But a department official who declined to be named said that the waste charge, even if implemented, would not fully recover the cost of waste treatment. He said the charge would serve only as an incentive for people to cut their waste. He said more than 9,000 tonnes of solid waste a day was being dumped in landfills and that if there was no expansion, the landfills would reach their capacity by 2018.
Secretary for the Environment Wong Kam-sing said yesterday that he had invited the Council for Sustainable Development to help the public address key questions about the charging scheme, which he hoped would be implemented by 2016.
He said the questions would test the public's level of tolerance in accepting the waste charges and other changes that would come with the measure, such as removing up to 20,000 rubbish bins from the streets so as to ensure proper enforcement of the charges.
The department's officials said although Taipei's waste charge had helped cut domestic waste disposal by about 60 per cent, up to 27 tonnes of waste were still being illegally dumped across the city each day.
Alkin Kwong Ching-wai, president of the Hong Kong Association of Property Management Companies, said that while the association supported the quantity approach, they were worried that the charge would increase their workload. "We are bound to spend more in cleaning up rubbish not properly thrown away, and we might be forced to increase management fee to pay for that additional expense," he said.
Environmental organisation Friends of the Earth said the problems foreseen with introducing the charge could be overcome.
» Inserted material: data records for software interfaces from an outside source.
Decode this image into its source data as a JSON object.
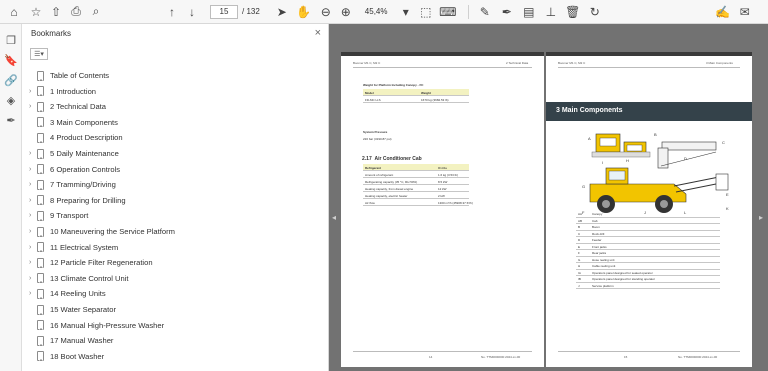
{
  "toolbar": {
    "current_page": "15",
    "page_total": "/ 132",
    "zoom": "45,4%"
  },
  "bookmarks": {
    "title": "Bookmarks",
    "items": [
      {
        "label": "Table of Contents",
        "expandable": false
      },
      {
        "label": "1 Introduction",
        "expandable": true
      },
      {
        "label": "2 Technical Data",
        "expandable": true
      },
      {
        "label": "3 Main Components",
        "expandable": false
      },
      {
        "label": "4 Product Description",
        "expandable": false
      },
      {
        "label": "5 Daily Maintenance",
        "expandable": true
      },
      {
        "label": "6 Operation Controls",
        "expandable": true
      },
      {
        "label": "7 Tramming/Driving",
        "expandable": true
      },
      {
        "label": "8 Preparing for Drilling",
        "expandable": true
      },
      {
        "label": "9 Transport",
        "expandable": true
      },
      {
        "label": "10 Maneuvering the Service Platform",
        "expandable": true
      },
      {
        "label": "11 Electrical System",
        "expandable": true
      },
      {
        "label": "12 Particle Filter Regeneration",
        "expandable": true
      },
      {
        "label": "13 Climate Control Unit",
        "expandable": true
      },
      {
        "label": "14 Reeling Units",
        "expandable": true
      },
      {
        "label": "15 Water Separator",
        "expandable": false
      },
      {
        "label": "16 Manual High-Pressure Washer",
        "expandable": false
      },
      {
        "label": "17 Manual Washer",
        "expandable": false
      },
      {
        "label": "18 Boot Washer",
        "expandable": false
      }
    ]
  },
  "page_left": {
    "header_left": "Boomer M1 C, M2 C",
    "header_right": "2 Technical Data",
    "weight_title": "Weight for Platform Including Canopy - FC",
    "weight_table": {
      "headers": [
        "Model",
        "Weight"
      ],
      "rows": [
        [
          "FD-MC H-S",
          "1670 kg (3682.53 lb)"
        ]
      ]
    },
    "pressure_title": "System Pressure",
    "pressure_value": "220 bar (3190.87 psi)",
    "section_number": "2.17",
    "section_name": "Air Conditioner Cab",
    "ac_table": {
      "headers": [
        "Refrigerant",
        "R134a"
      ],
      "rows": [
        [
          "Amount of refrigerant",
          "1.6 kg (3.53 lb)"
        ],
        [
          "Refrigerating capacity (35 °C, RH 50%)",
          "8.5 kW"
        ],
        [
          "Heating capacity, from diesel engine",
          "12 kW"
        ],
        [
          "Heating capacity, electric heater",
          "2 kW"
        ],
        [
          "Air flow",
          "1300 m³/h (45908.37 ft³/h)"
        ]
      ]
    },
    "footer_page": "14",
    "footer_doc": "No. TTM0000000 2024-xx-00"
  },
  "page_right": {
    "header_left": "Boomer M1 C, M2 C",
    "header_right": "3 Main Components",
    "band_title": "3  Main Components",
    "figure_letters": [
      "A",
      "B",
      "C",
      "D",
      "E",
      "F",
      "G",
      "H",
      "I",
      "J",
      "K",
      "L"
    ],
    "components": [
      [
        "AA",
        "Canopy"
      ],
      [
        "AB",
        "Cab"
      ],
      [
        "B",
        "Boom"
      ],
      [
        "C",
        "Rock drill"
      ],
      [
        "D",
        "Feeder"
      ],
      [
        "E",
        "Front jacks"
      ],
      [
        "F",
        "Rear jacks"
      ],
      [
        "G",
        "Hose reeling unit"
      ],
      [
        "H",
        "Cable reeling unit"
      ],
      [
        "IA",
        "Operators panel designed for seated operator"
      ],
      [
        "IB",
        "Operators panel designed for standing operator"
      ],
      [
        "J",
        "Service platform"
      ]
    ],
    "footer_page": "15",
    "footer_doc": "No. TTM0000000 2024-xx-00"
  },
  "colors": {
    "accent": "#1473e6",
    "viewer_bg": "#727272",
    "band_bg": "#34424a",
    "band_text": "#ffffff",
    "table_head": "#f3f2c1",
    "machine_yellow": "#f2c400"
  }
}
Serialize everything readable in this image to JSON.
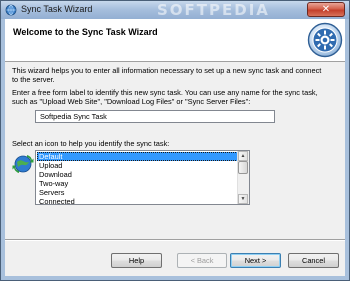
{
  "window": {
    "title": "Sync Task Wizard",
    "watermark": "SOFTPEDIA",
    "close_glyph": "✕"
  },
  "header": {
    "title": "Welcome to the Sync Task Wizard"
  },
  "intro": {
    "line1": "This wizard helps you to enter all information necessary to set up a new sync task and connect",
    "line2": "to the server."
  },
  "label_prompt": {
    "line1": "Enter a free form label to identify this new sync task. You can use any name for the sync task,",
    "line2": "such as \"Upload Web Site\", \"Download Log Files\" or \"Sync Server Files\":"
  },
  "task_name": {
    "value": "Softpedia Sync Task"
  },
  "icon_prompt": {
    "text": "Select an icon to help you identify the sync task:"
  },
  "icon_list": {
    "items": [
      "Default",
      "Upload",
      "Download",
      "Two-way",
      "Servers",
      "Connected"
    ],
    "selected": "Default"
  },
  "buttons": {
    "help": "Help",
    "back": "< Back",
    "next": "Next >",
    "cancel": "Cancel"
  },
  "icons": {
    "title": "sync-globe-icon",
    "header": "wizard-logo-icon",
    "list": "default-sync-icon"
  },
  "colors": {
    "selection": "#3399ff",
    "titlebar": "#a7bfdd",
    "close_button": "#c43f2b"
  }
}
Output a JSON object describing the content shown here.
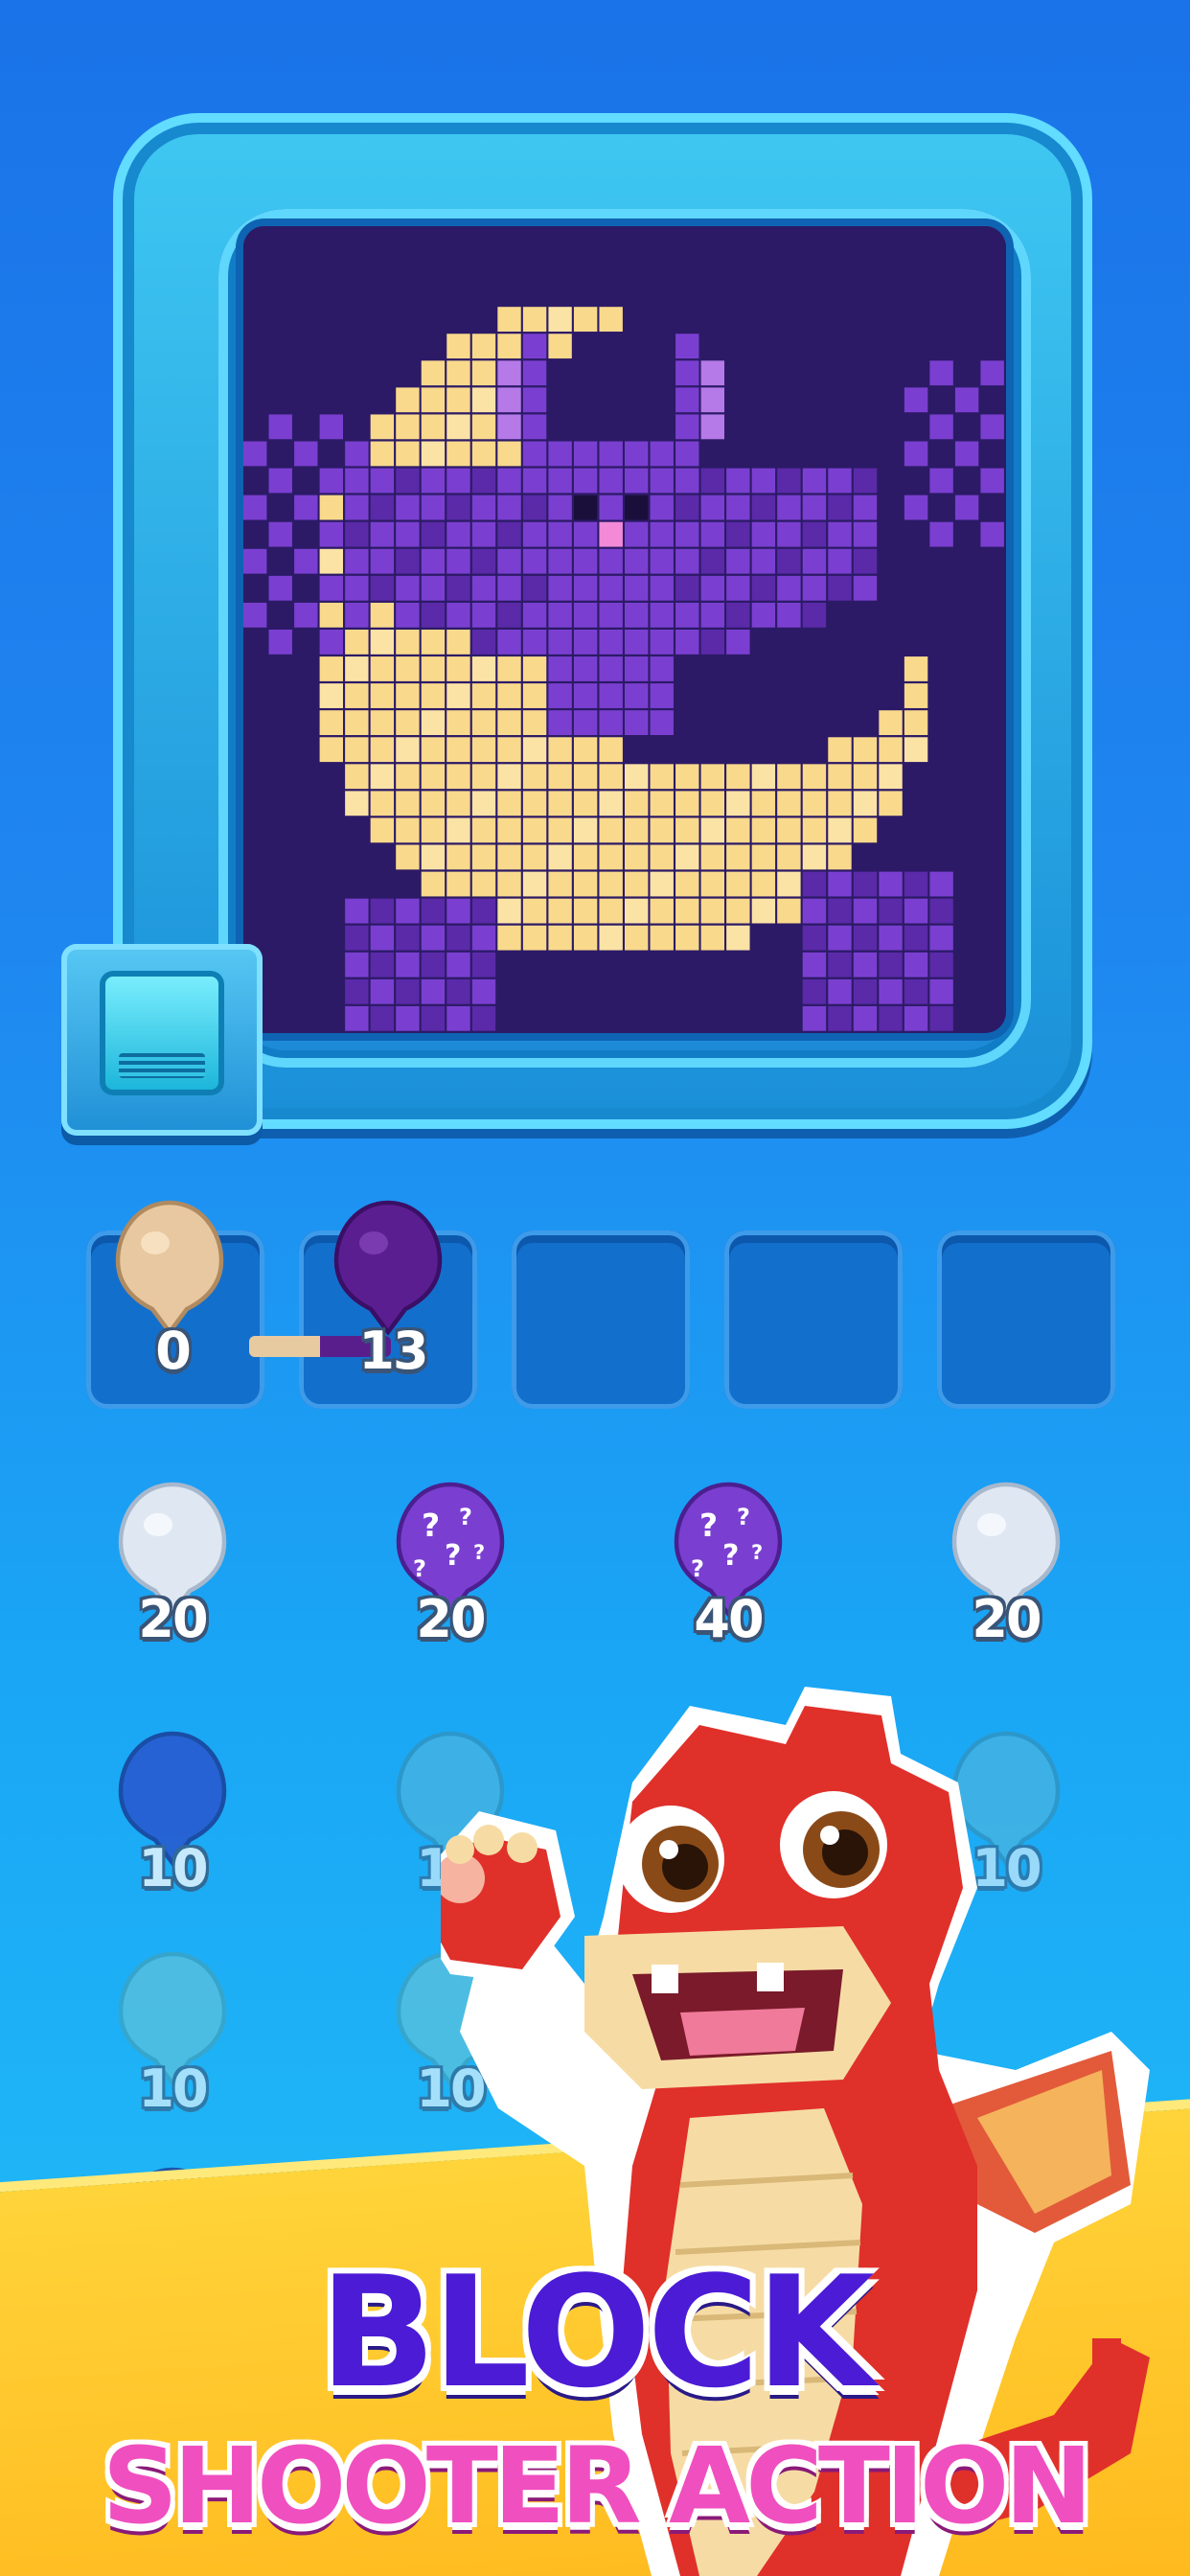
{
  "title": {
    "line1": "BLOCK",
    "line2": "SHOOTER ACTION"
  },
  "colors": {
    "background_top": "#1a73e8",
    "background_bottom": "#22c0f7",
    "board_bg": "#2c1a66",
    "moon": "#f9d98c",
    "bat": "#7a3fd0",
    "title_line1": "#4b1bd6",
    "title_line2": "#f04fbf",
    "band": "#ffc62a"
  },
  "board": {
    "subject": "pixel bat over crescent moon"
  },
  "queue": {
    "slots": [
      {
        "color": "#e8c8a0",
        "count": "0"
      },
      {
        "color": "#5b1e90",
        "count": "13"
      },
      {
        "color": "",
        "count": ""
      },
      {
        "color": "",
        "count": ""
      },
      {
        "color": "",
        "count": ""
      }
    ]
  },
  "shooters": {
    "row1": [
      {
        "color": "#dfe8f2",
        "count": "20",
        "mystery": false
      },
      {
        "color": "#7a3fd0",
        "count": "20",
        "mystery": true
      },
      {
        "color": "#7a3fd0",
        "count": "40",
        "mystery": true
      },
      {
        "color": "#dfe8f2",
        "count": "20",
        "mystery": false
      }
    ],
    "row2": [
      {
        "color": "#2a4bc8",
        "count": "10",
        "mystery": false
      },
      {
        "color": "#5ab8d8",
        "count": "10",
        "mystery": false
      },
      {
        "color": "#5ab8d8",
        "count": "10",
        "mystery": false
      }
    ],
    "row3": [
      {
        "color": "#6cc6d6",
        "count": "10",
        "mystery": false
      },
      {
        "color": "#6cc6d6",
        "count": "10",
        "mystery": false
      }
    ]
  }
}
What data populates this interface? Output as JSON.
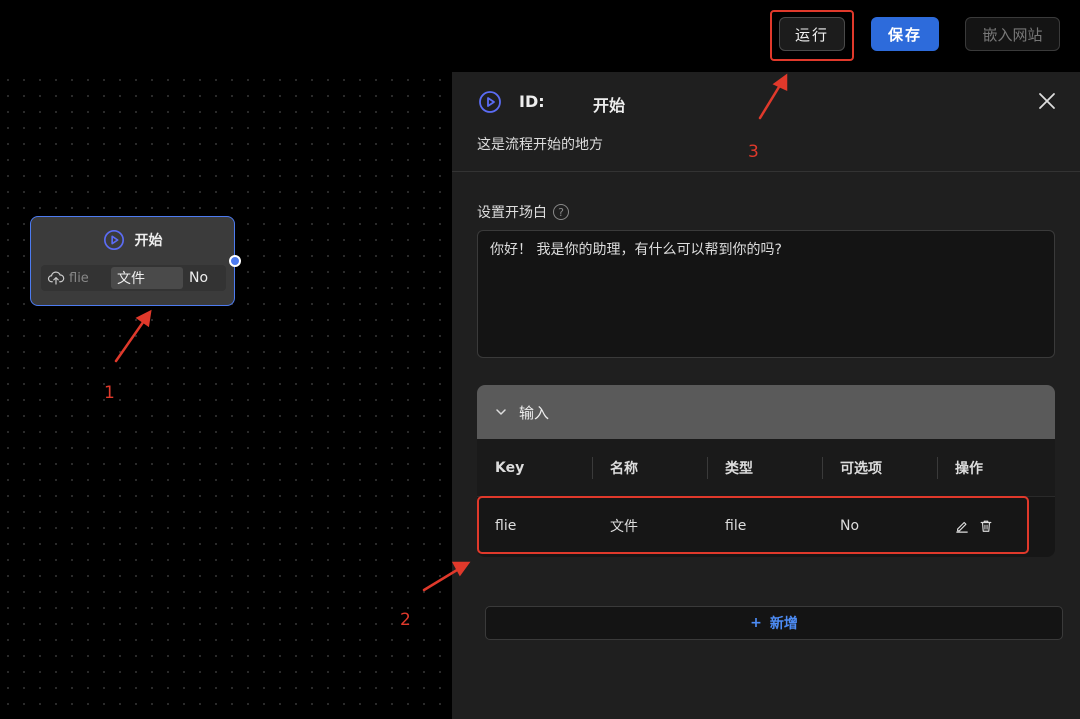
{
  "toolbar": {
    "run_label": "运行",
    "save_label": "保存",
    "embed_label": "嵌入网站"
  },
  "node": {
    "title": "开始",
    "row_key": "flie",
    "row_type": "文件",
    "row_optional": "No"
  },
  "panel": {
    "id_label": "ID:",
    "node_name": "开始",
    "description": "这是流程开始的地方",
    "greeting_label": "设置开场白",
    "help_symbol": "?",
    "greeting_value": "你好！ 我是你的助理，有什么可以帮到你的吗?",
    "inputs_section": {
      "title": "输入",
      "columns": [
        "Key",
        "名称",
        "类型",
        "可选项",
        "操作"
      ],
      "rows": [
        {
          "key": "flie",
          "name": "文件",
          "type": "file",
          "optional": "No"
        }
      ]
    },
    "add_label": "新增",
    "add_symbol": "+"
  },
  "annotations": [
    "1",
    "2",
    "3"
  ],
  "colors": {
    "accent_blue": "#2d6bdb",
    "node_border": "#4d7bf0",
    "annotation_red": "#e0392b",
    "panel_bg": "#1f1f1f"
  },
  "icons": {
    "node_play": "play-circle-icon",
    "node_upload": "cloud-upload-icon",
    "close": "close-icon",
    "collapse": "chevron-down-icon",
    "edit": "edit-icon",
    "delete": "trash-icon"
  }
}
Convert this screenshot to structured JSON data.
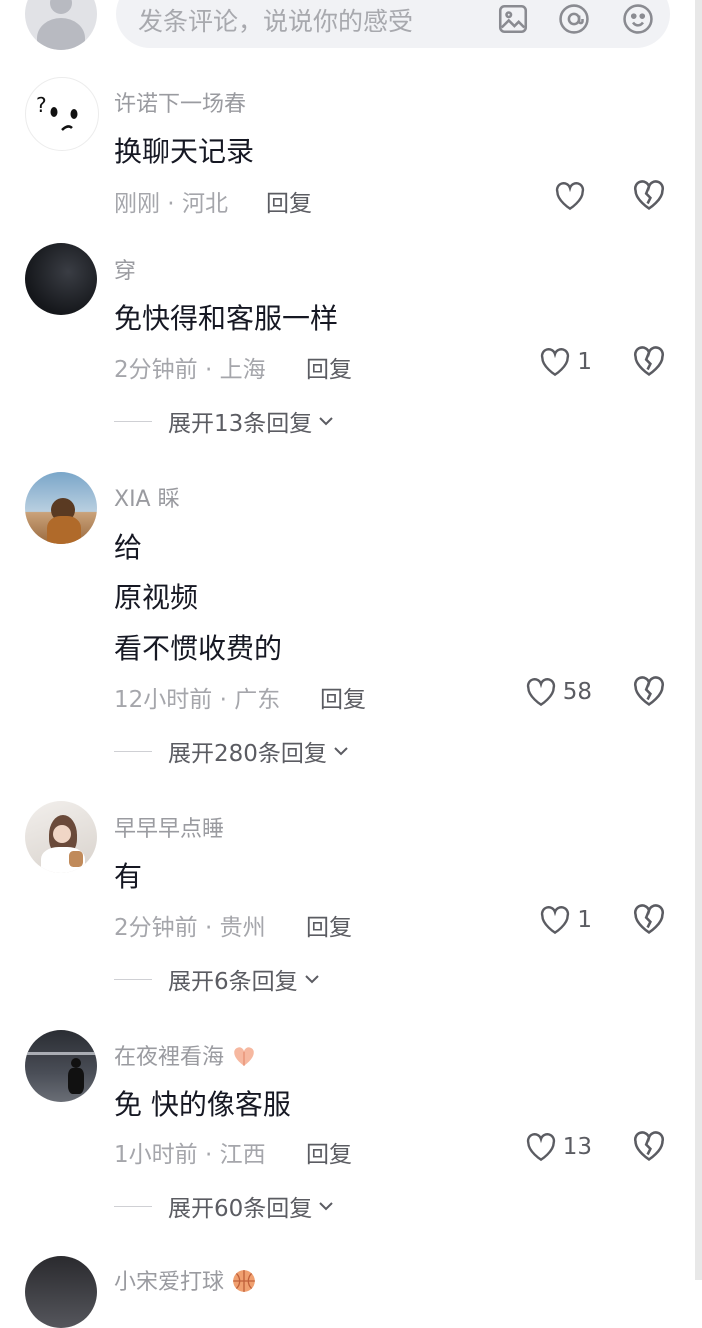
{
  "composer": {
    "placeholder": "发条评论，说说你的感受",
    "icons": [
      "image-icon",
      "at-icon",
      "emoji-icon"
    ]
  },
  "comments": [
    {
      "username": "许诺下一场春",
      "lines": [
        "换聊天记录"
      ],
      "time": "刚刚",
      "location": "河北",
      "reply_label": "回复",
      "likes": "",
      "expand_label": ""
    },
    {
      "username": "穿",
      "lines": [
        "免快得和客服一样"
      ],
      "time": "2分钟前",
      "location": "上海",
      "reply_label": "回复",
      "likes": "1",
      "expand_label": "展开13条回复"
    },
    {
      "username": "XIA 睬",
      "lines": [
        "给",
        "原视频",
        "看不惯收费的"
      ],
      "time": "12小时前",
      "location": "广东",
      "reply_label": "回复",
      "likes": "58",
      "expand_label": "展开280条回复"
    },
    {
      "username": "早早早点睡",
      "lines": [
        "有"
      ],
      "time": "2分钟前",
      "location": "贵州",
      "reply_label": "回复",
      "likes": "1",
      "expand_label": "展开6条回复"
    },
    {
      "username": "在夜裡看海",
      "lines": [
        "免 快的像客服"
      ],
      "time": "1小时前",
      "location": "江西",
      "reply_label": "回复",
      "likes": "13",
      "expand_label": "展开60条回复"
    },
    {
      "username": "小宋爱打球",
      "lines": [],
      "time": "",
      "location": "",
      "reply_label": "",
      "likes": "",
      "expand_label": ""
    }
  ],
  "separator": " · "
}
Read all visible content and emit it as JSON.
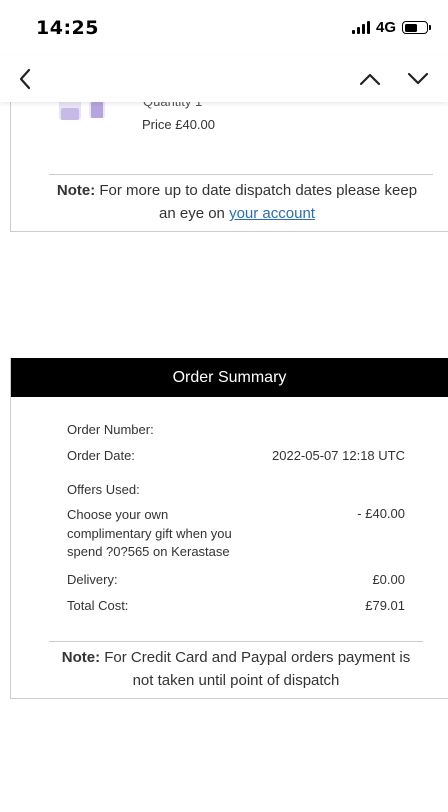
{
  "status_bar": {
    "time": "14:25",
    "network": "4G",
    "battery_level": 0.6
  },
  "nav": {
    "back_icon": "chevron-left-icon",
    "prev_icon": "chevron-up-icon",
    "next_icon": "chevron-down-icon"
  },
  "product": {
    "quantity": "Quantity 1",
    "price": "Price £40.00"
  },
  "dispatch_note": {
    "label": "Note:",
    "text": " For more up to date dispatch dates please keep an eye on ",
    "link": "your account",
    "link_color": "#2a6db5"
  },
  "summary": {
    "title": "Order Summary",
    "order_number_label": "Order Number:",
    "order_number_value": "",
    "order_date_label": "Order Date:",
    "order_date_value": "2022-05-07 12:18 UTC",
    "offers_label": "Offers Used:",
    "offer_desc": "Choose your own complimentary gift when you spend ?0?565 on Kerastase",
    "offer_value": "- £40.00",
    "delivery_label": "Delivery:",
    "delivery_value": "£0.00",
    "total_label": "Total Cost:",
    "total_value": "£79.01",
    "note_label": "Note:",
    "note_text": " For Credit Card and Paypal orders payment is not taken until point of dispatch"
  }
}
Its spokeswoman, Celia Fung, said that stringent enforcement could deter people from disposing of their waste illegally and that conventional rubbish bins on the streets could be replaced with recycling bins.